In contrast to payment-based model, the invoice-based model allows the company to track outstanding balance of the customer and makes it much easier to deal with situations when multiple payment plans for the same customer are active at the same time. Any past dues a customer owes are accumulated (accrued) in the form of invoices and then balanced by payments.
In an invoice-based system, any customer’s debts as well as any future billing dates and amounts are recorded by invoices.
The advantage of invoice-based approach over the payment-based one is its additional flexibility. Particularly, it is easier to implement freezes, cancellations, pre-payments, changes in invoice amounts and dates, and other adjustments.
The disadvantage of this approach is that is becomes difficult to clearly distinguish, which invoices on the account are already due and were paid, and which are still due in the future. It becomes even more significant when several payment plans are associated with the same customer (as the mechanism becomes even more complex when multiple payment plans are involved).
Invoice-based systems are suitable for those businesses, which are going to use the system for recurring billing only, and utilize a separate system to process one-time purchases. The disadvantage, still, is that the approach might complicate pre-payments or declined transaction recycling process, because the systems using it do not have the functionality for processing one-time payments.
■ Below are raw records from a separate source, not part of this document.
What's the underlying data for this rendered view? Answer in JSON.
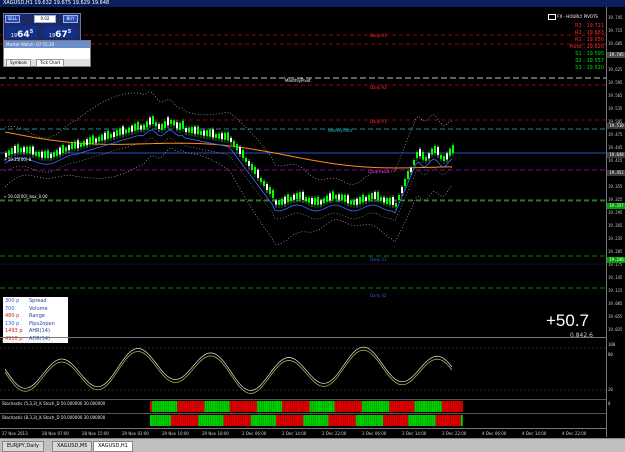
{
  "window": {
    "title": "XAGUSD,H1  19.632 19.675 19.629 19.648"
  },
  "trade_panel": {
    "sell_label": "SELL",
    "lot_value": "0.02",
    "buy_label": "BUY",
    "bid": {
      "prefix": "19",
      "big": "64",
      "sup": "5"
    },
    "ask": {
      "prefix": "19",
      "big": "67",
      "sup": "5"
    }
  },
  "market_watch": {
    "title": "Market Watch: 07:55:20",
    "tabs": [
      "Symbols",
      "Tick Chart"
    ]
  },
  "logo_text": "FX - HOURLY PIVOTS",
  "levels": {
    "daily_r3": "Daily R3",
    "daily_r2": "Daily R2",
    "daily_r1": "Daily R1",
    "monthly_pivot": "MonthlyPivot",
    "weekly_pivot": "WeeklyPivot",
    "daily_pivot": "Daily Pivot",
    "level_a": "» 19.25[00] 8",
    "level_b": "» 19.02[00]_box_0.00",
    "daily_s1": "Daily S1",
    "daily_s2": "Daily S2"
  },
  "pivots": [
    {
      "label": "R3 : 19.721",
      "color": "#ff2a2a"
    },
    {
      "label": "R2 : 19.683",
      "color": "#ff2a2a"
    },
    {
      "label": "R1 : 19.650",
      "color": "#ff2a2a"
    },
    {
      "label": "Pivot : 19.620",
      "color": "#ff3333"
    },
    {
      "label": "S1 : 19.595",
      "color": "#00e000"
    },
    {
      "label": "S2 : 19.557",
      "color": "#00e000"
    },
    {
      "label": "S3 : 19.520",
      "color": "#00e000"
    }
  ],
  "y_axis": {
    "ticks": [
      "19.745",
      "19.715",
      "19.685",
      "19.655",
      "19.625",
      "19.595",
      "19.565",
      "19.535",
      "19.505",
      "19.475",
      "19.445",
      "19.415",
      "19.385",
      "19.355",
      "19.325",
      "19.295",
      "19.265",
      "19.235",
      "19.205",
      "19.175",
      "19.145",
      "19.115",
      "19.085",
      "19.055",
      "19.025"
    ],
    "tags": [
      {
        "text": "19.745",
        "bg": "#4a4a4a"
      },
      {
        "text": "19.648",
        "bg": "#3a3a3a"
      },
      {
        "text": "19.510",
        "bg": "#3a3a3a"
      },
      {
        "text": "19.452",
        "bg": "#3a3a3a"
      },
      {
        "text": "19.357",
        "bg": "#00a000"
      },
      {
        "text": "19.246",
        "bg": "#00a000"
      }
    ],
    "sub_ticks": [
      "100",
      "80",
      "20",
      "0"
    ]
  },
  "info_box": [
    {
      "value": "300 p",
      "label": "Spread",
      "color": "#2a5bd7"
    },
    {
      "value": "700",
      "label": "Volume",
      "color": "#2a5bd7"
    },
    {
      "value": "480 p",
      "label": "Range",
      "color": "#cc2222"
    },
    {
      "value": "130 p",
      "label": "Pips2open",
      "color": "#2a5bd7"
    },
    {
      "value": "1493 p",
      "label": "AHR(14)",
      "color": "#cc2222"
    },
    {
      "value": "4918 p",
      "label": "ADR(14)",
      "color": "#cc2222"
    }
  ],
  "big_value": "+50.7",
  "big_sub": "0.842.6",
  "stoch": {
    "label": "Stoch(14,3,3) 78.6145 72.7177",
    "bar1_label": "Stochastic (5,3,3)_K Stoch_D 50.000000 30.000000",
    "bar2_label": "Stochastic (8,3,3)_K Stoch_D 50.000000 30.000000"
  },
  "x_axis": [
    "27 Nov 2013",
    "28 Nov 07:00",
    "28 Nov 15:00",
    "29 Nov 02:00",
    "29 Nov 10:00",
    "29 Nov 18:00",
    "2 Dec 06:00",
    "2 Dec 14:00",
    "2 Dec 22:00",
    "3 Dec 06:00",
    "3 Dec 14:00",
    "3 Dec 22:00",
    "4 Dec 06:00",
    "4 Dec 14:00",
    "4 Dec 22:00"
  ],
  "tabs": [
    {
      "label": "EURJPY,Daily",
      "active": false
    },
    {
      "label": "XAGUSD,M5",
      "active": false
    },
    {
      "label": "XAGUSD,H1",
      "active": true
    }
  ],
  "colors": {
    "bull_candle": "#00ff00",
    "bear_candle": "#ffffff",
    "ma_orange": "#ff8c1a",
    "ma_blue": "#3b6cff",
    "stoch_k": "#e8e8e8",
    "stoch_d": "#c7c34a",
    "bar_red": "#e00000",
    "bar_green": "#00d000"
  }
}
In a charge-based system both fundamental notions (payment plan and invoice) are present. However, invoices are used exclusively to track purchases already made. To represent scheduled (future) payments, a notion of charge is introduced. A charge (just like and invoice) is associated with the respective payment plans, and records the amount and the date of the charge. The payment information itself and general billing terms are recorded within the associated payment plan.
The concept of a ‘charge’ is similar to invoice concept. For each billing date a charge is created. A charge is processed (a charge converts into an invoice) on a billing date. Under charge-based approach invoices are used to define the already actualized due payments, while charges denote the payments which are due in future.
The charge-based model maintains all advantages of the invoice-based model, providing an opportunity to implement a broad spectrum of payment plan adjustments. Using charges it is easy to implement payment plan freezes and forecast revenues, because for each specific date a specific (easily retrievable) object exists in the data base. Unlike invoice based-model, there is no risk that invoices and charges will get “intermingled”, so it is easy to track how much a customer owes at the moment and how much he or she will have to pay in future.
As we can see, the main advantage of charge concept is that is clearly shows on what date what amount will be charged. In this way one has better visibility into the recurring billing aspect of his business. In charge-based systems it is also easier to analyze billing differences and forecast revenues, taking adjustments (freezes, cancellations, partial cancellations and future cancellations) into account. Consequently, even if a given customer uses several payment plans, it is rather easy to arrange them properly, because all the invoices and payment plans are clearly separated.
Depending on the complexity of a given business, its organization and needs, it should choose the most suitable recurring billing system. If the business model is a subscription-based one with limited number of payment plans, almost any billing system would work. If a business needs to handle many different payments and pricing options, as well as combine one-time purchases and recurring billing (while customers with multiple payment plans are a standard practice) the business should go for a ‘charge-based’ billing system.
Visit the UniPayGateway website if you are interested in the diagram illustrating this topic